Faces of the 2010 Class: The Gazette-Times asked several Benton County high schools to nominate students for profiles. We were looking for students who had overcome considerable obstacles to graduate. Today’s profile is the third of five that will appear in the Gazette-Times between now and June 12.
Today: Philomath High School, Santiam Christian High School
ADAIR VILLAGE — Vrithe is a small, remote village in northern Albania. It’s also located within one of the more traditional regions of the Balkans. Girls raised there usually finish their education after the eighth grade. By the time they are 18, most of them are married. Few even consider college or a career as viable options.

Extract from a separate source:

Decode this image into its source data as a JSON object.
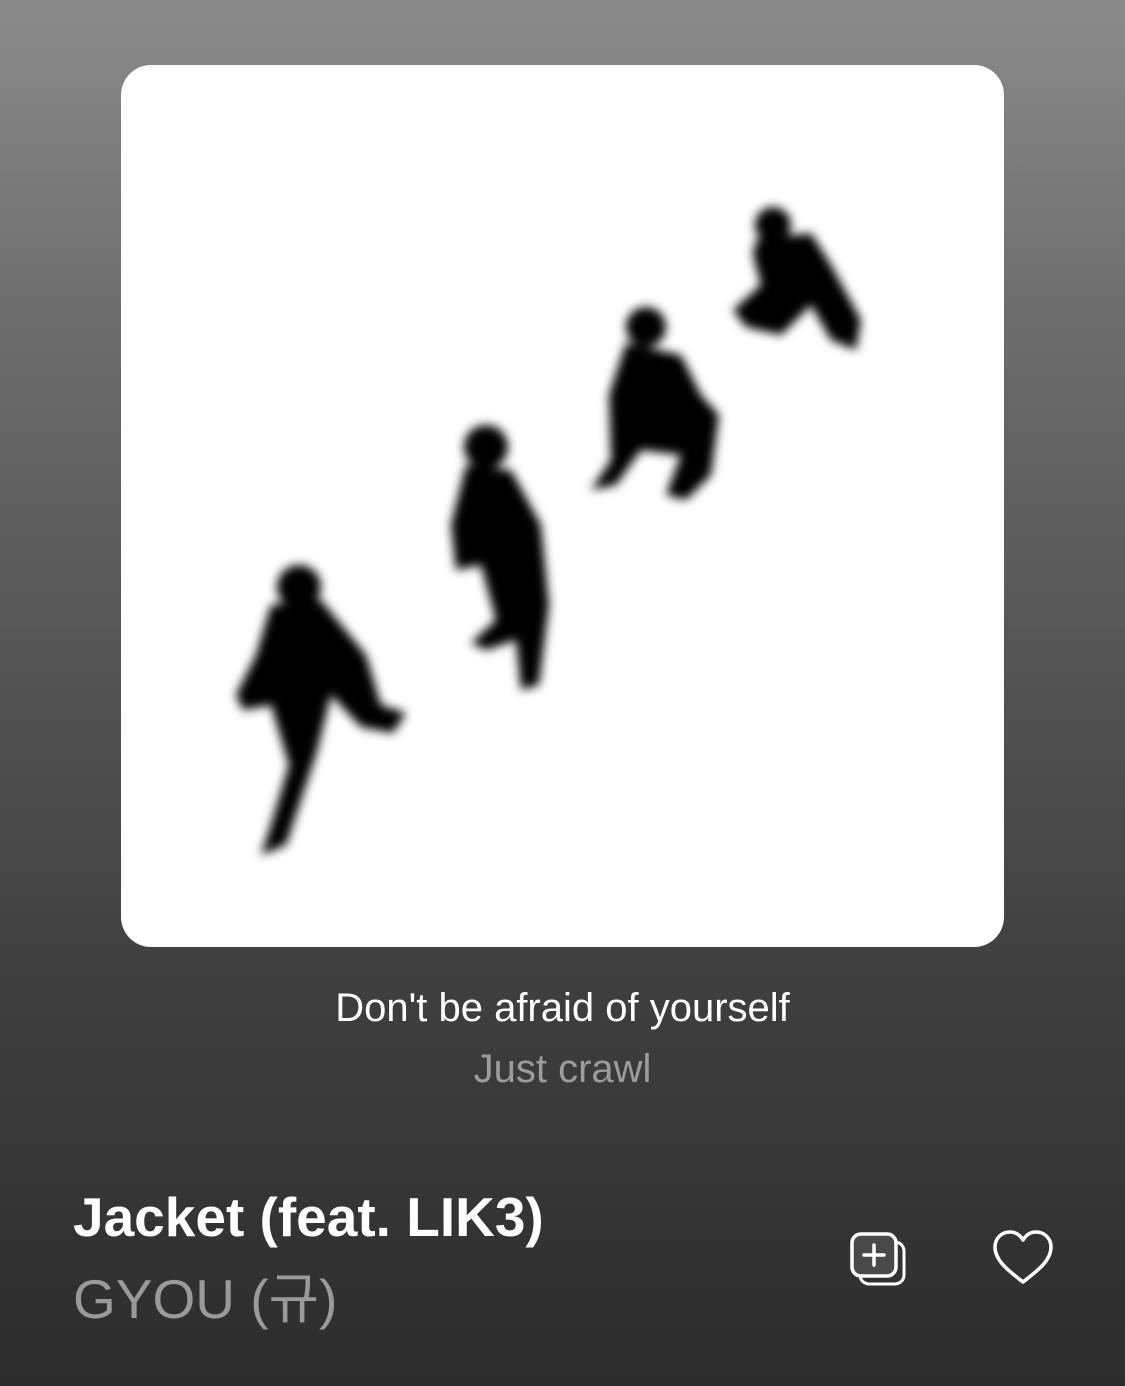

Kristina Milaj hopes to help change that — starting with her own example. When she strides across the gym floor at Santiam Christian High School on Saturday to receive her diploma, Milaj, 18, will be the first girl from Vrithe to graduate from high school.
“I’ve done more than I ever expected to,” Milaj said. “I’m so grateful and thankful for the opportunities I have received here.”
Milaj was encouraged to further her education by Corvallis resident Steve Cook, a geosciences instructor at Oregon State University who is the president of the Albanian Alps Institute. The nonprofit organization aims to improve the quality of educational opportunities for the children of the isolated Malsia e Madhe region of northern Albania.
However, convincing some of her family members of that was difficult for Milaj. She said they wanted her stay in Vrithe and help her mother, who is a widow.
“They didn’t understand why I was going against the culture,” Milaj said. “Some still don’t. It was really hard for my mother at first, but she’s become more accepting of it. She realizes how much it has helped me.”
Milaj lives with Cook and his wife, Terri, who have been supportive. Milaj is graduating with a 3.96 grade-point average and has especially enjoyed her elective classes, which aren’t offered in many Albanian schools. She even participated in a play at SC this year.
Having better access to technology also has been a welcome change. Milaj’s school in northern Albania didn’t have running water or electricity, much less computers.
“The only time I used computers was at Internet cafes,” Milaj said. “Even then, all I could do was check and write e-mail.”
It took awhile for Milaj to get used to the culture and freedoms young people enjoy here. She recalled that she was shocked when she overheard another SC student mention that her mother prepared lunch for her every day. Milaj said she’d be ashamed to admit something like that. At home, she has been taught to be of service to her mother.
“I was already doing a lot of cooking and cleaning on my own,” Milaj said. “So I didn’t get that attitude at first.”
Milaj will attend Oregon State University this fall and plans to major in civil engineering. While she said she wouldn’t mind returning to Albania, she is keeping her post-college options open.
“I would love to work in a Third World country,” she said. “I want to promote education and help other girls go to high school and college. There’s so much they can do.”